> WHAT YOU ARE ASKED TO DO: Reproduce the entries in full and exactly. Pictures stay out.

> MATERIAL PROVIDED:
========================
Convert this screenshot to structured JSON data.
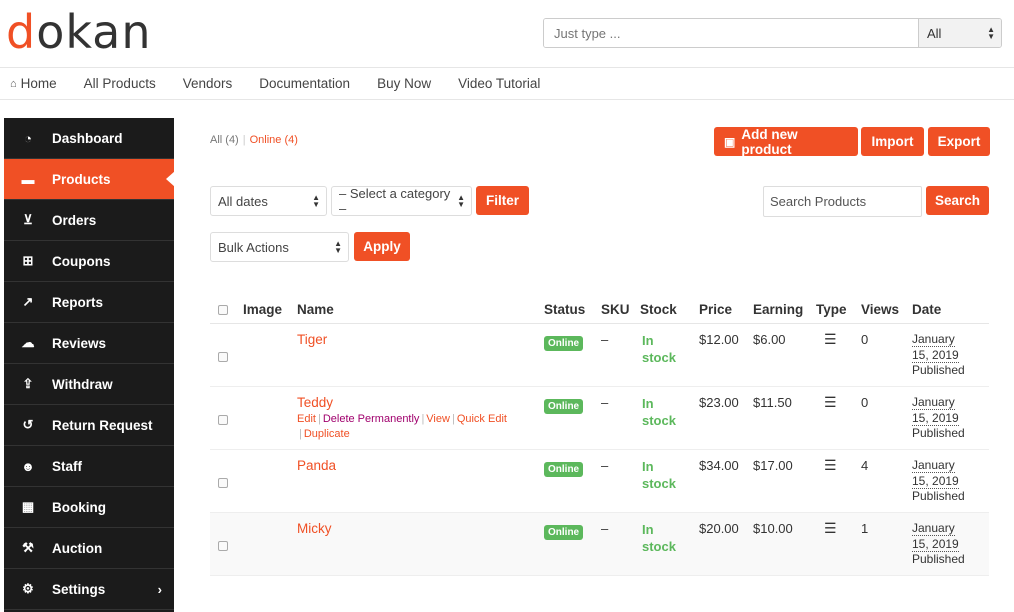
{
  "header": {
    "logo_first": "d",
    "logo_rest": "okan",
    "search_placeholder": "Just type ...",
    "search_scope": "All"
  },
  "topnav": {
    "items": [
      {
        "label": "Home",
        "icon": "home-icon"
      },
      {
        "label": "All Products"
      },
      {
        "label": "Vendors"
      },
      {
        "label": "Documentation"
      },
      {
        "label": "Buy Now"
      },
      {
        "label": "Video Tutorial"
      }
    ]
  },
  "sidebar": {
    "items": [
      {
        "label": "Dashboard",
        "icon": "dashboard-icon"
      },
      {
        "label": "Products",
        "icon": "briefcase-icon",
        "active": true
      },
      {
        "label": "Orders",
        "icon": "cart-icon"
      },
      {
        "label": "Coupons",
        "icon": "gift-icon"
      },
      {
        "label": "Reports",
        "icon": "line-chart-icon"
      },
      {
        "label": "Reviews",
        "icon": "comments-icon"
      },
      {
        "label": "Withdraw",
        "icon": "upload-icon"
      },
      {
        "label": "Return Request",
        "icon": "undo-icon"
      },
      {
        "label": "Staff",
        "icon": "users-icon"
      },
      {
        "label": "Booking",
        "icon": "calendar-icon"
      },
      {
        "label": "Auction",
        "icon": "gavel-icon"
      },
      {
        "label": "Settings",
        "icon": "gear-icon"
      }
    ]
  },
  "status_filter": {
    "all": "All (4)",
    "online": "Online (4)"
  },
  "toolbar": {
    "add_new": "Add new product",
    "import": "Import",
    "export": "Export",
    "dates": "All dates",
    "category": "– Select a category –",
    "filter": "Filter",
    "search_placeholder": "Search Products",
    "search": "Search",
    "bulk": "Bulk Actions",
    "apply": "Apply"
  },
  "table": {
    "headers": [
      "Image",
      "Name",
      "Status",
      "SKU",
      "Stock",
      "Price",
      "Earning",
      "Type",
      "Views",
      "Date"
    ],
    "row_actions": {
      "edit": "Edit",
      "delete": "Delete Permanently",
      "view": "View",
      "quick_edit": "Quick Edit",
      "duplicate": "Duplicate"
    },
    "rows": [
      {
        "name": "Tiger",
        "status": "Online",
        "sku": "–",
        "stock_1": "In",
        "stock_2": "stock",
        "price": "$12.00",
        "earning": "$6.00",
        "views": "0",
        "date_1": "January",
        "date_2": "15, 2019",
        "date_3": "Published"
      },
      {
        "name": "Teddy",
        "status": "Online",
        "sku": "–",
        "stock_1": "In",
        "stock_2": "stock",
        "price": "$23.00",
        "earning": "$11.50",
        "views": "0",
        "date_1": "January",
        "date_2": "15, 2019",
        "date_3": "Published"
      },
      {
        "name": "Panda",
        "status": "Online",
        "sku": "–",
        "stock_1": "In",
        "stock_2": "stock",
        "price": "$34.00",
        "earning": "$17.00",
        "views": "4",
        "date_1": "January",
        "date_2": "15, 2019",
        "date_3": "Published"
      },
      {
        "name": "Micky",
        "status": "Online",
        "sku": "–",
        "stock_1": "In",
        "stock_2": "stock",
        "price": "$20.00",
        "earning": "$10.00",
        "views": "1",
        "date_1": "January",
        "date_2": "15, 2019",
        "date_3": "Published"
      }
    ]
  },
  "colors": {
    "accent": "#f05025",
    "sidebar_bg": "#1b1b1b",
    "online_badge": "#5cb85c"
  }
}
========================
> RESPONSE TO THIS EXERCISE:
Convert this screenshot to structured JSON data.
{
  "header": {
    "logo_first": "d",
    "logo_rest": "okan",
    "search_placeholder": "Just type ...",
    "search_scope": "All"
  },
  "topnav": {
    "items": [
      {
        "label": "Home",
        "icon": "home-icon"
      },
      {
        "label": "All Products"
      },
      {
        "label": "Vendors"
      },
      {
        "label": "Documentation"
      },
      {
        "label": "Buy Now"
      },
      {
        "label": "Video Tutorial"
      }
    ]
  },
  "sidebar": {
    "items": [
      {
        "label": "Dashboard",
        "icon": "dashboard-icon"
      },
      {
        "label": "Products",
        "icon": "briefcase-icon",
        "active": true
      },
      {
        "label": "Orders",
        "icon": "cart-icon"
      },
      {
        "label": "Coupons",
        "icon": "gift-icon"
      },
      {
        "label": "Reports",
        "icon": "line-chart-icon"
      },
      {
        "label": "Reviews",
        "icon": "comments-icon"
      },
      {
        "label": "Withdraw",
        "icon": "upload-icon"
      },
      {
        "label": "Return Request",
        "icon": "undo-icon"
      },
      {
        "label": "Staff",
        "icon": "users-icon"
      },
      {
        "label": "Booking",
        "icon": "calendar-icon"
      },
      {
        "label": "Auction",
        "icon": "gavel-icon"
      },
      {
        "label": "Settings",
        "icon": "gear-icon"
      }
    ]
  },
  "status_filter": {
    "all": "All (4)",
    "online": "Online (4)"
  },
  "toolbar": {
    "add_new": "Add new product",
    "import": "Import",
    "export": "Export",
    "dates": "All dates",
    "category": "– Select a category –",
    "filter": "Filter",
    "search_placeholder": "Search Products",
    "search": "Search",
    "bulk": "Bulk Actions",
    "apply": "Apply"
  },
  "table": {
    "headers": [
      "Image",
      "Name",
      "Status",
      "SKU",
      "Stock",
      "Price",
      "Earning",
      "Type",
      "Views",
      "Date"
    ],
    "row_actions": {
      "edit": "Edit",
      "delete": "Delete Permanently",
      "view": "View",
      "quick_edit": "Quick Edit",
      "duplicate": "Duplicate"
    },
    "rows": [
      {
        "name": "Tiger",
        "status": "Online",
        "sku": "–",
        "stock_1": "In",
        "stock_2": "stock",
        "price": "$12.00",
        "earning": "$6.00",
        "views": "0",
        "date_1": "January",
        "date_2": "15, 2019",
        "date_3": "Published"
      },
      {
        "name": "Teddy",
        "status": "Online",
        "sku": "–",
        "stock_1": "In",
        "stock_2": "stock",
        "price": "$23.00",
        "earning": "$11.50",
        "views": "0",
        "date_1": "January",
        "date_2": "15, 2019",
        "date_3": "Published"
      },
      {
        "name": "Panda",
        "status": "Online",
        "sku": "–",
        "stock_1": "In",
        "stock_2": "stock",
        "price": "$34.00",
        "earning": "$17.00",
        "views": "4",
        "date_1": "January",
        "date_2": "15, 2019",
        "date_3": "Published"
      },
      {
        "name": "Micky",
        "status": "Online",
        "sku": "–",
        "stock_1": "In",
        "stock_2": "stock",
        "price": "$20.00",
        "earning": "$10.00",
        "views": "1",
        "date_1": "January",
        "date_2": "15, 2019",
        "date_3": "Published"
      }
    ]
  },
  "colors": {
    "accent": "#f05025",
    "sidebar_bg": "#1b1b1b",
    "online_badge": "#5cb85c"
  }
}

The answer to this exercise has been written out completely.